- Problem to solve -
Strip out all images, then restate the data verbatim.

■ ■ ■ ■ ■ ■ ■

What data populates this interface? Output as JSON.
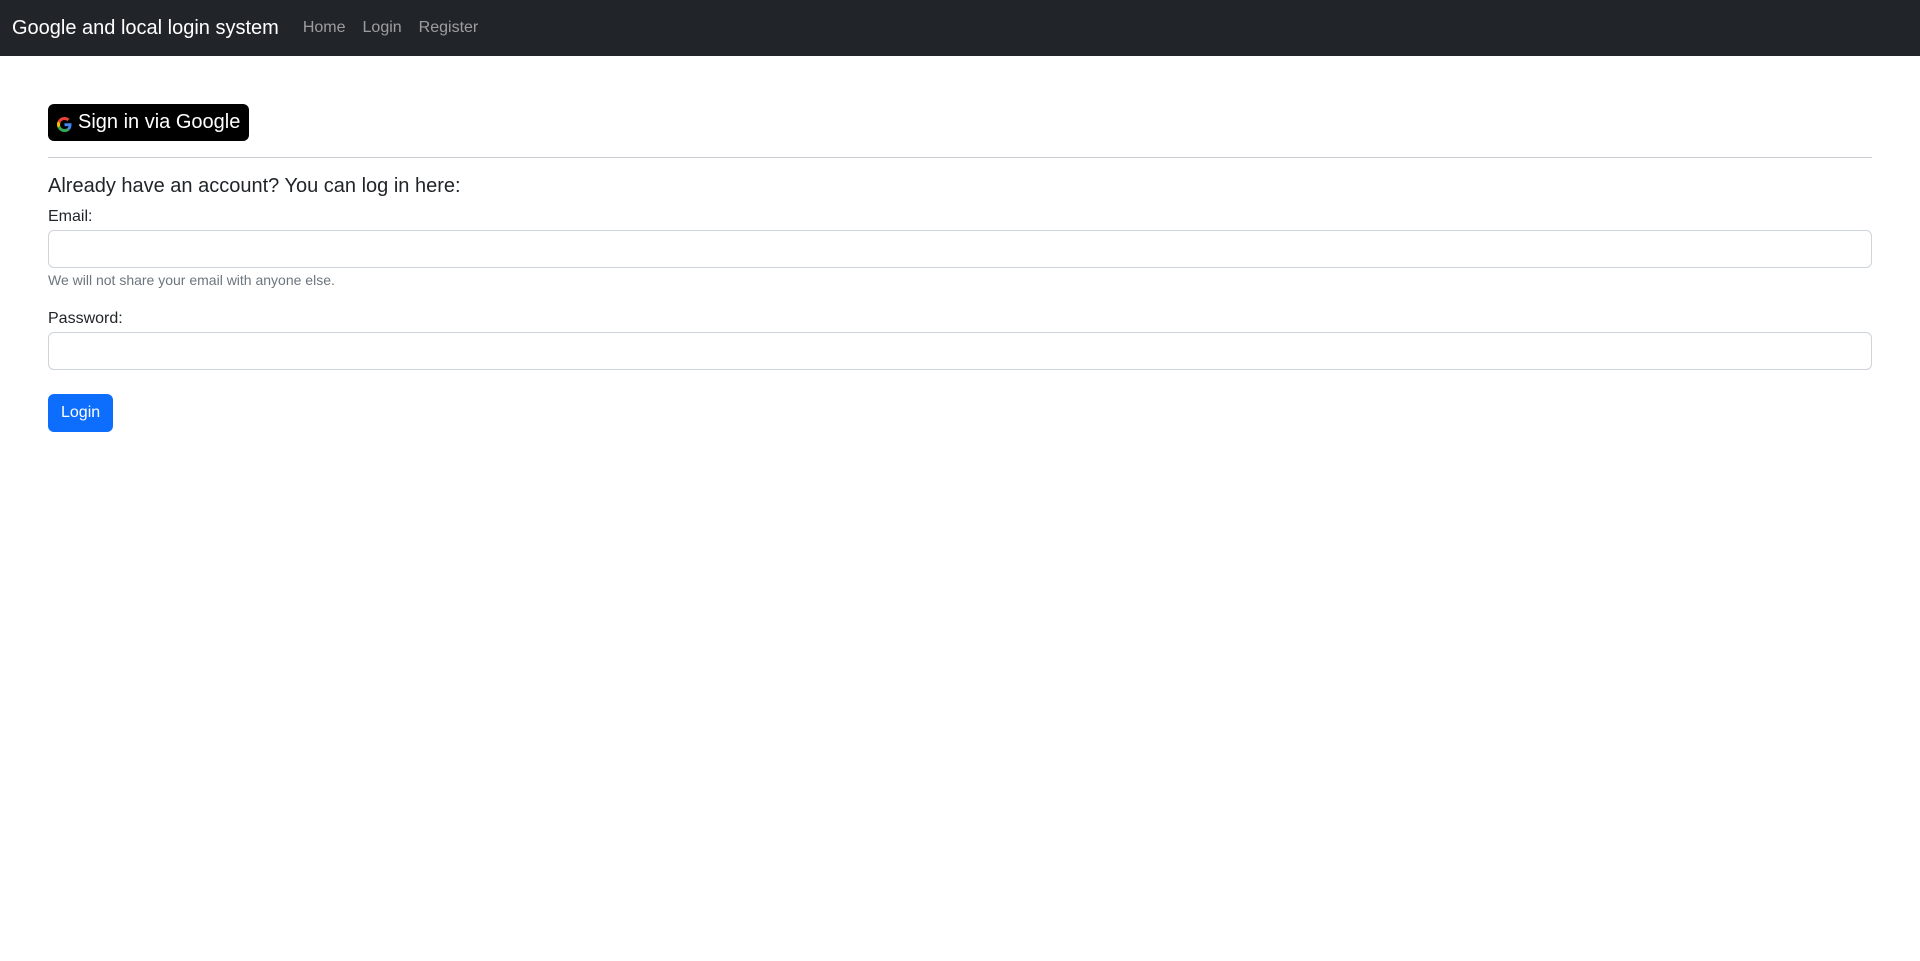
{
  "navbar": {
    "brand": "Google and local login system",
    "links": [
      {
        "label": "Home"
      },
      {
        "label": "Login"
      },
      {
        "label": "Register"
      }
    ]
  },
  "google_signin": {
    "label": "Sign in via Google",
    "icon": "google-icon"
  },
  "login_form": {
    "lead": "Already have an account? You can log in here:",
    "email": {
      "label": "Email:",
      "value": "",
      "help": "We will not share your email with anyone else."
    },
    "password": {
      "label": "Password:",
      "value": ""
    },
    "submit_label": "Login"
  },
  "colors": {
    "navbar_bg": "#212529",
    "primary": "#0d6efd",
    "google_button_bg": "#000000"
  }
}
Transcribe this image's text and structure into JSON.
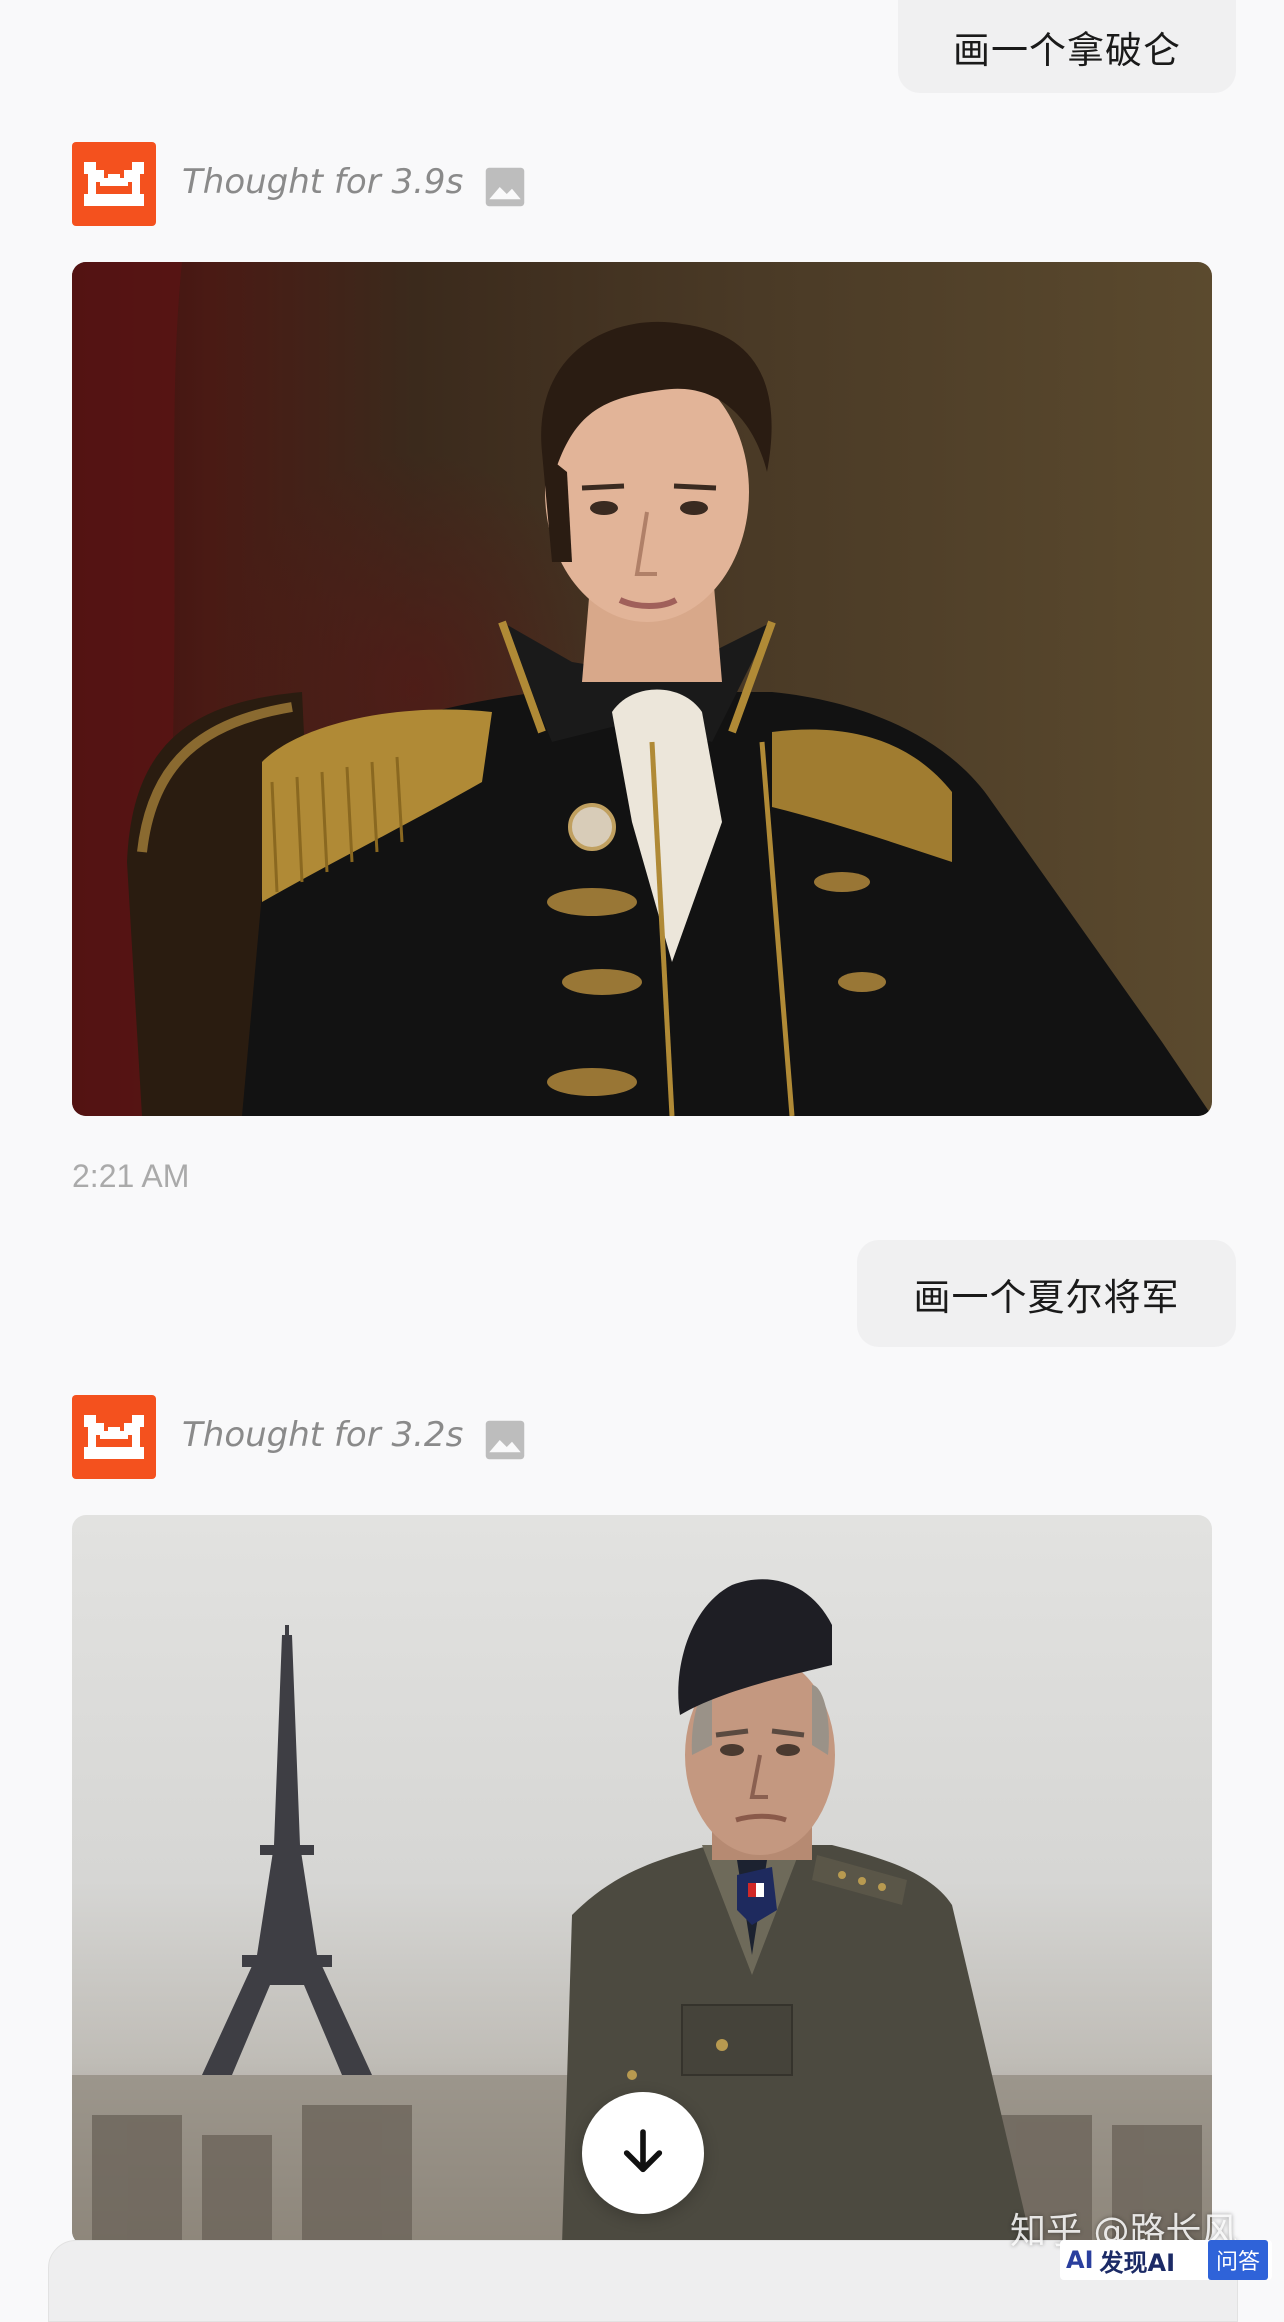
{
  "conversation": {
    "messages": [
      {
        "role": "user",
        "text": "画一个拿破仑"
      },
      {
        "role": "assistant",
        "thought": "Thought for 3.9s",
        "image_alt": "portrait of Napoleon in black gold-embroidered uniform"
      },
      {
        "role": "meta",
        "timestamp": "2:21 AM"
      },
      {
        "role": "user",
        "text": "画一个夏尔将军"
      },
      {
        "role": "assistant",
        "thought": "Thought for 3.2s",
        "image_alt": "general in kepi with Eiffel Tower behind"
      }
    ]
  },
  "icons": {
    "avatar": "assistant-avatar-icon",
    "image": "image-icon",
    "scroll": "arrow-down-icon"
  },
  "colors": {
    "accent": "#f4511e",
    "background": "#f9f9fa",
    "bubble": "#f0f0f1"
  },
  "watermark": {
    "text": "知乎 @路长风",
    "badge_logo": "AI",
    "badge_name": "发现AI",
    "badge_tag": "问答"
  }
}
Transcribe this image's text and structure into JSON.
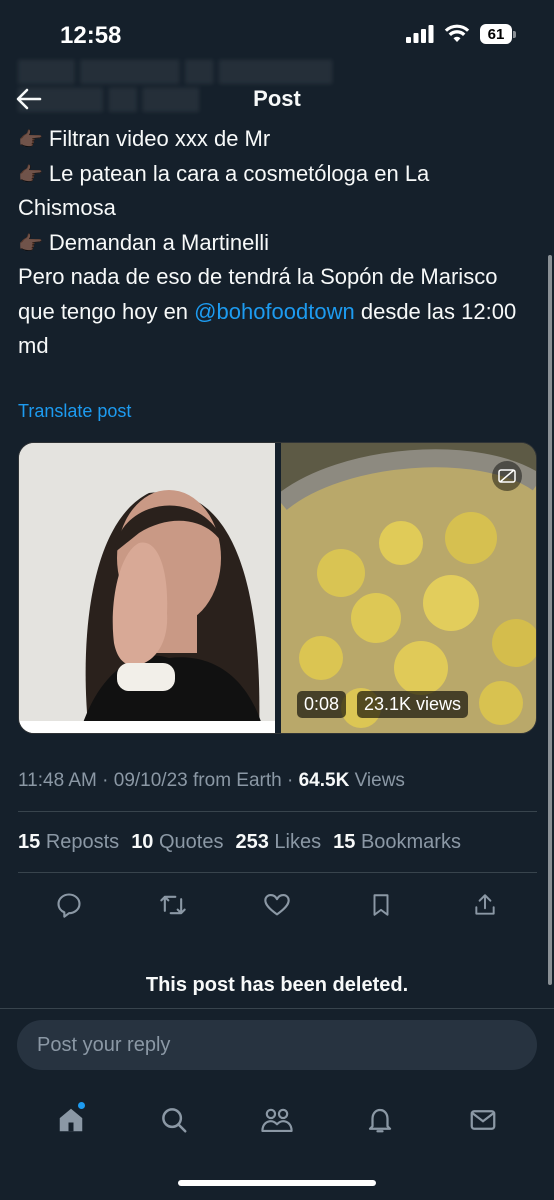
{
  "status_bar": {
    "time": "12:58",
    "battery": "61"
  },
  "header": {
    "title": "Post"
  },
  "tweet": {
    "lines": [
      "Filtran video xxx de Mr",
      "Le patean la cara a cosmetóloga en La Chismosa",
      "Demandan a Martinelli"
    ],
    "body_before_mention": "Pero nada de eso de tendrá la Sopón  de Marisco que tengo hoy en ",
    "mention": "@bohofoodtown",
    "body_after_mention": " desde las 12:00 md"
  },
  "translate_label": "Translate post",
  "media": {
    "video_time": "0:08",
    "video_views": "23.1K views"
  },
  "meta": {
    "time": "11:48 AM",
    "date": "09/10/23",
    "source": "from Earth",
    "views_count": "64.5K",
    "views_label": "Views"
  },
  "stats": {
    "reposts_count": "15",
    "reposts_label": "Reposts",
    "quotes_count": "10",
    "quotes_label": "Quotes",
    "likes_count": "253",
    "likes_label": "Likes",
    "bookmarks_count": "15",
    "bookmarks_label": "Bookmarks"
  },
  "deleted_notice": "This post has been deleted.",
  "reply": {
    "placeholder": "Post your reply"
  },
  "icons": {
    "back": "arrow-left-icon",
    "pointing": "backhand-index-pointing-right-dark-skin-icon",
    "alt": "captions-off-icon"
  },
  "colors": {
    "background": "#15202b",
    "accent": "#1d9bf0",
    "muted": "#8b98a5"
  }
}
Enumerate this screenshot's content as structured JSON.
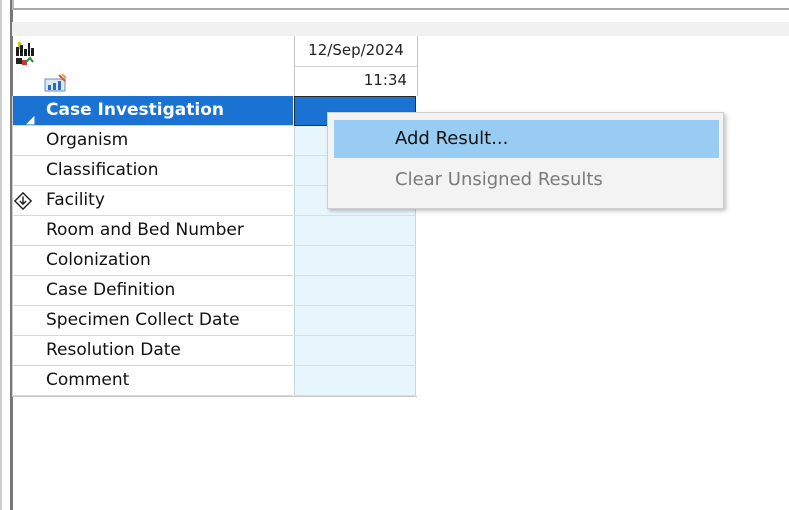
{
  "grid": {
    "column": {
      "date": "12/Sep/2024",
      "time": "11:34"
    },
    "rows": [
      {
        "label": "Case Investigation"
      },
      {
        "label": "Organism"
      },
      {
        "label": "Classification"
      },
      {
        "label": "Facility"
      },
      {
        "label": "Room and Bed Number"
      },
      {
        "label": "Colonization"
      },
      {
        "label": "Case Definition"
      },
      {
        "label": "Specimen Collect Date"
      },
      {
        "label": "Resolution Date"
      },
      {
        "label": "Comment"
      }
    ]
  },
  "context_menu": {
    "items": [
      {
        "label": "Add Result...",
        "state": "highlighted"
      },
      {
        "label": "Clear Unsigned Results",
        "state": "disabled"
      }
    ]
  },
  "colors": {
    "selection": "#1a73d2",
    "cell_bg": "#e7f6fd",
    "menu_highlight": "#99ccf2"
  },
  "icons": [
    "results-chart-icon",
    "expand-collapse-triangle-icon",
    "facility-location-icon"
  ]
}
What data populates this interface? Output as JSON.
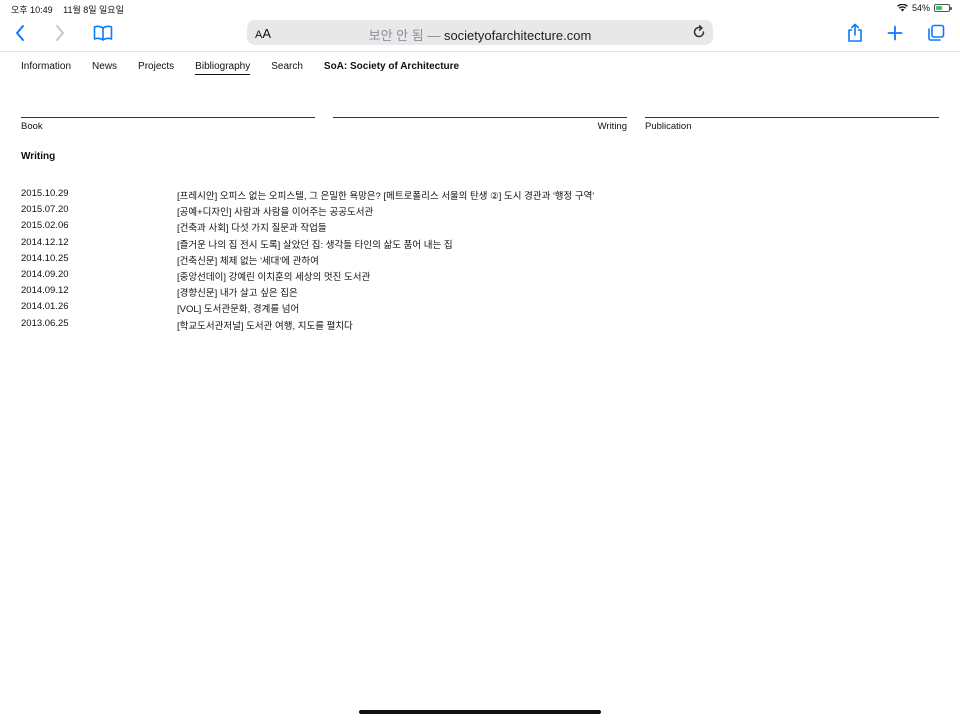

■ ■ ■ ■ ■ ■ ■

- Output of the task -
What data populates this interface? Output as JSON.
{
  "navbar": {
    "brand": "Google and local login system",
    "links": [
      {
        "label": "Home"
      },
      {
        "label": "Login"
      },
      {
        "label": "Register"
      }
    ]
  },
  "google_signin": {
    "label": "Sign in via Google",
    "icon": "google-icon"
  },
  "login_form": {
    "lead": "Already have an account? You can log in here:",
    "email": {
      "label": "Email:",
      "value": "",
      "help": "We will not share your email with anyone else."
    },
    "password": {
      "label": "Password:",
      "value": ""
    },
    "submit_label": "Login"
  },
  "colors": {
    "navbar_bg": "#212529",
    "primary": "#0d6efd",
    "google_button_bg": "#000000"
  }
}
Transcribe this image's text and structure into JSON.
{
  "conversation": {
    "messages": [
      {
        "role": "user",
        "text": "画一个拿破仑"
      },
      {
        "role": "assistant",
        "thought": "Thought for 3.9s",
        "image_alt": "portrait of Napoleon in black gold-embroidered uniform"
      },
      {
        "role": "meta",
        "timestamp": "2:21 AM"
      },
      {
        "role": "user",
        "text": "画一个夏尔将军"
      },
      {
        "role": "assistant",
        "thought": "Thought for 3.2s",
        "image_alt": "general in kepi with Eiffel Tower behind"
      }
    ]
  },
  "icons": {
    "avatar": "assistant-avatar-icon",
    "image": "image-icon",
    "scroll": "arrow-down-icon"
  },
  "colors": {
    "accent": "#f4511e",
    "background": "#f9f9fa",
    "bubble": "#f0f0f1"
  },
  "watermark": {
    "text": "知乎 @路长风",
    "badge_logo": "AI",
    "badge_name": "发现AI",
    "badge_tag": "问答"
  }
}
Transcribe this image's text and structure into JSON.
{
  "status_bar": {
    "time": "12:58",
    "battery": "61"
  },
  "header": {
    "title": "Post"
  },
  "tweet": {
    "lines": [
      "Filtran video xxx de Mr",
      "Le patean la cara a cosmetóloga en La Chismosa",
      "Demandan a Martinelli"
    ],
    "body_before_mention": "Pero nada de eso de tendrá la Sopón  de Marisco que tengo hoy en ",
    "mention": "@bohofoodtown",
    "body_after_mention": " desde las 12:00 md"
  },
  "translate_label": "Translate post",
  "media": {
    "video_time": "0:08",
    "video_views": "23.1K views"
  },
  "meta": {
    "time": "11:48 AM",
    "date": "09/10/23",
    "source": "from Earth",
    "views_count": "64.5K",
    "views_label": "Views"
  },
  "stats": {
    "reposts_count": "15",
    "reposts_label": "Reposts",
    "quotes_count": "10",
    "quotes_label": "Quotes",
    "likes_count": "253",
    "likes_label": "Likes",
    "bookmarks_count": "15",
    "bookmarks_label": "Bookmarks"
  },
  "deleted_notice": "This post has been deleted.",
  "reply": {
    "placeholder": "Post your reply"
  },
  "icons": {
    "back": "arrow-left-icon",
    "pointing": "backhand-index-pointing-right-dark-skin-icon",
    "alt": "captions-off-icon"
  },
  "colors": {
    "background": "#15202b",
    "accent": "#1d9bf0",
    "muted": "#8b98a5"
  }
}
Enumerate this screenshot's content as structured JSON.
{
  "grid": {
    "column": {
      "date": "12/Sep/2024",
      "time": "11:34"
    },
    "rows": [
      {
        "label": "Case Investigation"
      },
      {
        "label": "Organism"
      },
      {
        "label": "Classification"
      },
      {
        "label": "Facility"
      },
      {
        "label": "Room and Bed Number"
      },
      {
        "label": "Colonization"
      },
      {
        "label": "Case Definition"
      },
      {
        "label": "Specimen Collect Date"
      },
      {
        "label": "Resolution Date"
      },
      {
        "label": "Comment"
      }
    ]
  },
  "context_menu": {
    "items": [
      {
        "label": "Add Result...",
        "state": "highlighted"
      },
      {
        "label": "Clear Unsigned Results",
        "state": "disabled"
      }
    ]
  },
  "colors": {
    "selection": "#1a73d2",
    "cell_bg": "#e7f6fd",
    "menu_highlight": "#99ccf2"
  },
  "icons": [
    "results-chart-icon",
    "expand-collapse-triangle-icon",
    "facility-location-icon"
  ]
}
What data populates this interface? Output as JSON.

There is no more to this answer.